Calvo: Despite an obvious and deliberate sequel hook at the end, I’d be more inclined to consider a prequel at some point. In the beginning of the film there’s a period flashback to the 1950′s – a bizarre insane asylum scene. This is one of my favorite moments in the movie. And it was a real honor to have worked with an award-winning actor like Stephen Spinella (Rubber, Lincoln) and John Lee Ames was also just amazing and pivotal to the tone of this film. This is certainly something I’ll be discussing at some point with Raven Banner Entertainment, our sales agent on the film. Those guys have some exciting things lined up for the official release of this and The Midnight Game in early 2014. Stay tuned for details.
Yanes: Finally, outside of House of Dust, what are some other projects you are working on that people can look forward to?

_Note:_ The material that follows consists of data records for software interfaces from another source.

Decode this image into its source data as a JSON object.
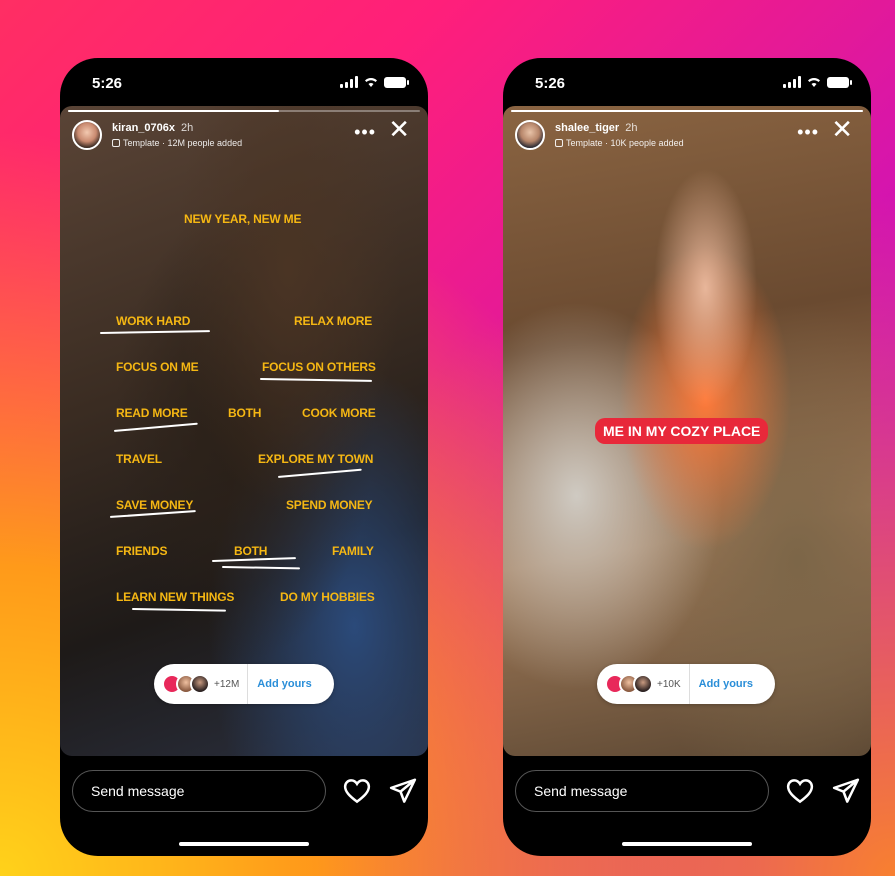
{
  "colors": {
    "template_text": "#f5b713",
    "sticker_red": "#e8283a",
    "add_yours_blue": "#2a8ed8"
  },
  "left_story": {
    "status_time": "5:26",
    "username": "kiran_0706x",
    "age": "2h",
    "template_label": "Template · 12M people added",
    "progress": 0.6,
    "options": [
      "NEW YEAR, NEW ME",
      "WORK HARD",
      "RELAX MORE",
      "FOCUS ON ME",
      "FOCUS ON OTHERS",
      "READ MORE",
      "BOTH",
      "COOK MORE",
      "TRAVEL",
      "EXPLORE MY TOWN",
      "SAVE MONEY",
      "SPEND MONEY",
      "FRIENDS",
      "BOTH",
      "FAMILY",
      "LEARN NEW THINGS",
      "DO MY HOBBIES"
    ],
    "added_count": "+12M",
    "add_yours": "Add yours",
    "message_placeholder": "Send message",
    "icons": {
      "like": "heart-icon",
      "share": "paper-plane-icon",
      "more": "more-dots-icon",
      "close": "close-icon"
    }
  },
  "right_story": {
    "status_time": "5:26",
    "username": "shalee_tiger",
    "age": "2h",
    "template_label": "Template · 10K people added",
    "progress": 1.0,
    "sticker": "ME IN MY COZY PLACE",
    "added_count": "+10K",
    "add_yours": "Add yours",
    "message_placeholder": "Send message",
    "icons": {
      "like": "heart-icon",
      "share": "paper-plane-icon",
      "more": "more-dots-icon",
      "close": "close-icon"
    }
  }
}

Calvo: I currently have two feature projects in development—both a departure from the young-adult horror/thriller genre. The first, which I wrote, is more of a mystery-dramedy inspired by comic book themed films like American Splendor, Ghost World, and High Fidelity featuring quirky characters, but with the dark dramatic tone of early Coen Brothers. The second is a time-travel sci-fi thriller penned for me by a couple of brilliant Film Studies grads from Yale University—“The Sharnasky Brothers.” I read one of their screenplays and was so impressed with their writing skills, so this is something we’re collaborating on. I’m excited about it. Lastly, I just started developing my first TV episodic series—something supernatural, of course.
To learn more about Calvo, you can visit his homepage here